    • Germany in 1830: unrest forced the rulers of Brunswick and Hesse-Kassel to abdicate, and in Saxony a modern constitution was enacted, leading Metternich to clamp down on political dissent.
    • Europe in 1830: the French replaced Charles X with Louis Philippe; the Belgians revolted against their Dutch rulers; and the Poles revolted against their Russian rulers.
  4. Though only about 25% of the young men were conscripted, Wilhelm must have been concerned by its possibility.

Whatever the reasons for his leaving, Wilhelm left as many did without the required official permission.  He and his brother Johan (John) apparently invested their funds in passages to New York.

Where to next?
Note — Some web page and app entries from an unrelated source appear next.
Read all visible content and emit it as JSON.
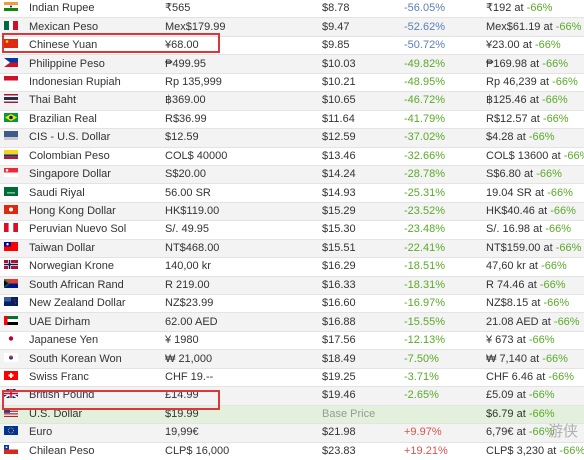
{
  "rows": [
    {
      "flag": "india",
      "name": "Indian Rupee",
      "price": "₹565",
      "converted": "$8.78",
      "diff": "-56.05%",
      "diff_type": "neg",
      "sale_price": "₹192",
      "sale_suffix": "at",
      "sale_pct": "-66%"
    },
    {
      "flag": "mexico",
      "name": "Mexican Peso",
      "price": "Mex$179.99",
      "converted": "$9.47",
      "diff": "-52.62%",
      "diff_type": "neg",
      "sale_price": "Mex$61.19",
      "sale_suffix": "at",
      "sale_pct": "-66%"
    },
    {
      "flag": "china",
      "name": "Chinese Yuan",
      "price": "¥68.00",
      "converted": "$9.85",
      "diff": "-50.72%",
      "diff_type": "neg",
      "sale_price": "¥23.00",
      "sale_suffix": "at",
      "sale_pct": "-66%"
    },
    {
      "flag": "philippines",
      "name": "Philippine Peso",
      "price": "₱499.95",
      "converted": "$10.03",
      "diff": "-49.82%",
      "diff_type": "green",
      "sale_price": "₱169.98",
      "sale_suffix": "at",
      "sale_pct": "-66%"
    },
    {
      "flag": "indonesia",
      "name": "Indonesian Rupiah",
      "price": "Rp 135,999",
      "converted": "$10.21",
      "diff": "-48.95%",
      "diff_type": "green",
      "sale_price": "Rp 46,239",
      "sale_suffix": "at",
      "sale_pct": "-66%"
    },
    {
      "flag": "thailand",
      "name": "Thai Baht",
      "price": "฿369.00",
      "converted": "$10.65",
      "diff": "-46.72%",
      "diff_type": "green",
      "sale_price": "฿125.46",
      "sale_suffix": "at",
      "sale_pct": "-66%"
    },
    {
      "flag": "brazil",
      "name": "Brazilian Real",
      "price": "R$36.99",
      "converted": "$11.64",
      "diff": "-41.79%",
      "diff_type": "green",
      "sale_price": "R$12.57",
      "sale_suffix": "at",
      "sale_pct": "-66%"
    },
    {
      "flag": "cis",
      "name": "CIS - U.S. Dollar",
      "price": "$12.59",
      "converted": "$12.59",
      "diff": "-37.02%",
      "diff_type": "green",
      "sale_price": "$4.28",
      "sale_suffix": "at",
      "sale_pct": "-66%"
    },
    {
      "flag": "colombia",
      "name": "Colombian Peso",
      "price": "COL$ 40000",
      "converted": "$13.46",
      "diff": "-32.66%",
      "diff_type": "green",
      "sale_price": "COL$ 13600",
      "sale_suffix": "at",
      "sale_pct": "-66%"
    },
    {
      "flag": "singapore",
      "name": "Singapore Dollar",
      "price": "S$20.00",
      "converted": "$14.24",
      "diff": "-28.78%",
      "diff_type": "green",
      "sale_price": "S$6.80",
      "sale_suffix": "at",
      "sale_pct": "-66%"
    },
    {
      "flag": "saudi",
      "name": "Saudi Riyal",
      "price": "56.00 SR",
      "converted": "$14.93",
      "diff": "-25.31%",
      "diff_type": "green",
      "sale_price": "19.04 SR",
      "sale_suffix": "at",
      "sale_pct": "-66%"
    },
    {
      "flag": "hongkong",
      "name": "Hong Kong Dollar",
      "price": "HK$119.00",
      "converted": "$15.29",
      "diff": "-23.52%",
      "diff_type": "green",
      "sale_price": "HK$40.46",
      "sale_suffix": "at",
      "sale_pct": "-66%"
    },
    {
      "flag": "peru",
      "name": "Peruvian Nuevo Sol",
      "price": "S/. 49.95",
      "converted": "$15.30",
      "diff": "-23.48%",
      "diff_type": "green",
      "sale_price": "S/. 16.98",
      "sale_suffix": "at",
      "sale_pct": "-66%"
    },
    {
      "flag": "taiwan",
      "name": "Taiwan Dollar",
      "price": "NT$468.00",
      "converted": "$15.51",
      "diff": "-22.41%",
      "diff_type": "green",
      "sale_price": "NT$159.00",
      "sale_suffix": "at",
      "sale_pct": "-66%"
    },
    {
      "flag": "norway",
      "name": "Norwegian Krone",
      "price": "140,00 kr",
      "converted": "$16.29",
      "diff": "-18.51%",
      "diff_type": "green",
      "sale_price": "47,60 kr",
      "sale_suffix": "at",
      "sale_pct": "-66%"
    },
    {
      "flag": "southafrica",
      "name": "South African Rand",
      "price": "R 219.00",
      "converted": "$16.33",
      "diff": "-18.31%",
      "diff_type": "green",
      "sale_price": "R 74.46",
      "sale_suffix": "at",
      "sale_pct": "-66%"
    },
    {
      "flag": "newzealand",
      "name": "New Zealand Dollar",
      "price": "NZ$23.99",
      "converted": "$16.60",
      "diff": "-16.97%",
      "diff_type": "green",
      "sale_price": "NZ$8.15",
      "sale_suffix": "at",
      "sale_pct": "-66%"
    },
    {
      "flag": "uae",
      "name": "UAE Dirham",
      "price": "62.00 AED",
      "converted": "$16.88",
      "diff": "-15.55%",
      "diff_type": "green",
      "sale_price": "21.08 AED",
      "sale_suffix": "at",
      "sale_pct": "-66%"
    },
    {
      "flag": "japan",
      "name": "Japanese Yen",
      "price": "¥ 1980",
      "converted": "$17.56",
      "diff": "-12.13%",
      "diff_type": "green",
      "sale_price": "¥ 673",
      "sale_suffix": "at",
      "sale_pct": "-66%"
    },
    {
      "flag": "korea",
      "name": "South Korean Won",
      "price": "₩ 21,000",
      "converted": "$18.49",
      "diff": "-7.50%",
      "diff_type": "green",
      "sale_price": "₩ 7,140",
      "sale_suffix": "at",
      "sale_pct": "-66%"
    },
    {
      "flag": "swiss",
      "name": "Swiss Franc",
      "price": "CHF 19.--",
      "converted": "$19.25",
      "diff": "-3.71%",
      "diff_type": "green",
      "sale_price": "CHF 6.46",
      "sale_suffix": "at",
      "sale_pct": "-66%"
    },
    {
      "flag": "uk",
      "name": "British Pound",
      "price": "£14.99",
      "converted": "$19.46",
      "diff": "-2.65%",
      "diff_type": "green",
      "sale_price": "£5.09",
      "sale_suffix": "at",
      "sale_pct": "-66%"
    },
    {
      "flag": "usa",
      "name": "U.S. Dollar",
      "price": "$19.99",
      "converted": "Base Price",
      "diff": "",
      "diff_type": "muted",
      "sale_price": "$6.79",
      "sale_suffix": "at",
      "sale_pct": "-66%"
    },
    {
      "flag": "eu",
      "name": "Euro",
      "price": "19,99€",
      "converted": "$21.98",
      "diff": "+9.97%",
      "diff_type": "pos",
      "sale_price": "6,79€",
      "sale_suffix": "at",
      "sale_pct": "-66%"
    },
    {
      "flag": "chile",
      "name": "Chilean Peso",
      "price": "CLP$ 16,000",
      "converted": "$23.83",
      "diff": "+19.21%",
      "diff_type": "pos",
      "sale_price": "CLP$ 3,230",
      "sale_suffix": "at",
      "sale_pct": "-66%"
    }
  ],
  "colors": {
    "negative": "#5a7fb8",
    "green": "#5aaa29",
    "positive": "#d9534f",
    "highlight": "#d9373a",
    "base_row": "#e2f0dc"
  },
  "watermark": "游侠"
}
William’s first years in the New World, 1834 to 1841, are a mystery to us.  We have exciting family lore about his arrival in Texas (ca. 1834-1835), but no earlier details about him.  As a young man, he very likely worked for daily wages, leaving little in the way of a written record of his passing (e.g. business transactions & legal records).  Per his letters to his brother Thadaeus in Germany, written 20 years later (June, 1853, and March, 1855), he did not have it easy but said his adventures were many and their "description would not fit into six volumes".  He promised to write an account of his adventures; if he ever did, it is currently missing.

We lose track of his whereaboust after his arrival in New York.  We do not know where he went for his options were many.  We present the two options which seem the most plausible to us.  Note that hurricanes on the Texas coast most often occur in late summer, between August and October, particularly in October.
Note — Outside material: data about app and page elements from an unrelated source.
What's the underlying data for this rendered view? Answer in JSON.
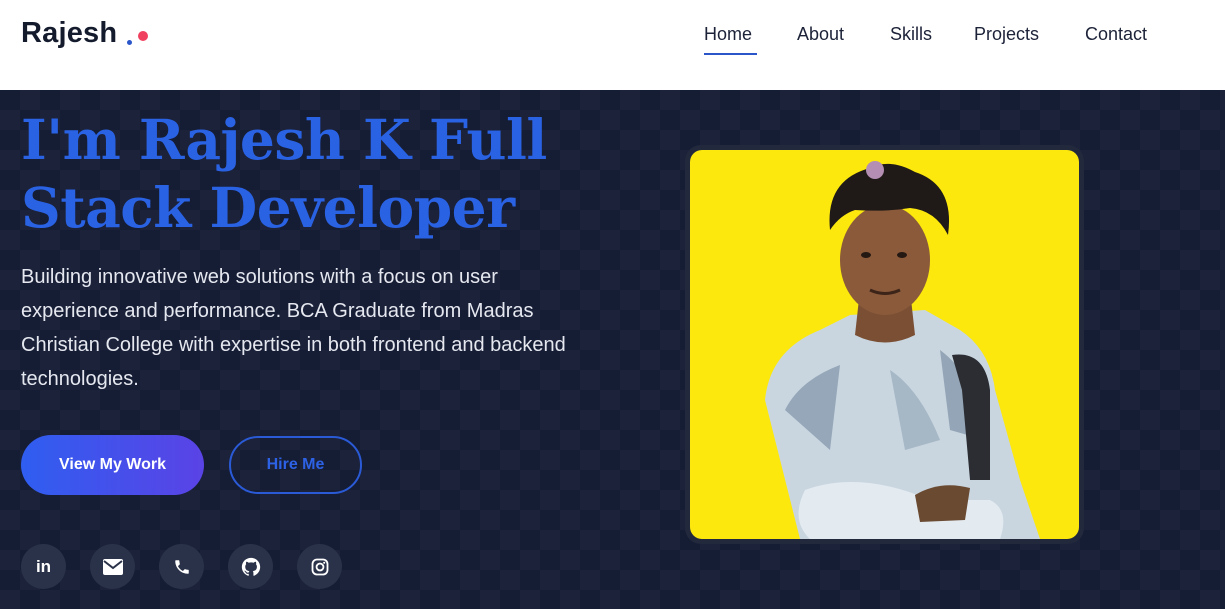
{
  "header": {
    "logo_text": "Rajesh",
    "logo_dot_colors": {
      "blue": "#2b56c9",
      "pink": "#f0415f"
    },
    "nav": [
      {
        "label": "Home",
        "active": true
      },
      {
        "label": "About",
        "active": false
      },
      {
        "label": "Skills",
        "active": false
      },
      {
        "label": "Projects",
        "active": false
      },
      {
        "label": "Contact",
        "active": false
      }
    ]
  },
  "hero": {
    "title": "I'm Rajesh K Full Stack Developer",
    "description": "Building innovative web solutions with a focus on user experience and performance. BCA Graduate from Madras Christian College with expertise in both frontend and backend technologies.",
    "primary_button": "View My Work",
    "secondary_button": "Hire Me",
    "social_icons": [
      "linkedin-icon",
      "envelope-icon",
      "phone-icon",
      "github-icon",
      "instagram-icon"
    ]
  },
  "colors": {
    "accent": "#2a62e4",
    "hero_bg": "#151d35",
    "photo_bg": "#fce80d"
  }
}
1) Heavily influenced by the glowing letters of Johann Friedrich Ernst (see above), soon after arriving in New York Wilhelm could have boarded a ship bound for Texas (same as Ernst had).  If so, Wilhelm would have arrived off the coast of Mexican-Texas no earlier than February, 1834; however, his shipwreck would more likely to have occurred in late summer of 1834.  [Passenger lists of ships leaving New York in the early 1800s have not yet been made available on line (assuming they exist).]

2) Wilhelm could have accompanied his brother Johan (John) to Pittsburgh where many Germans were settling.  Growing restless, he may have returned to the east coast -or- travelled down the Ohio & Mississippi rivers to New Orleans.  In either case, he would have boarded a ship for Texas that was shipwrecked upon the Mexico-Texas coast in late summer of 1835.

Research notes:  We discovered William’s arrival in New York quite by accident, in December 2016.  We hope to find his tracks now that we know where to look!!

© Peter Benitz (Benitz Family)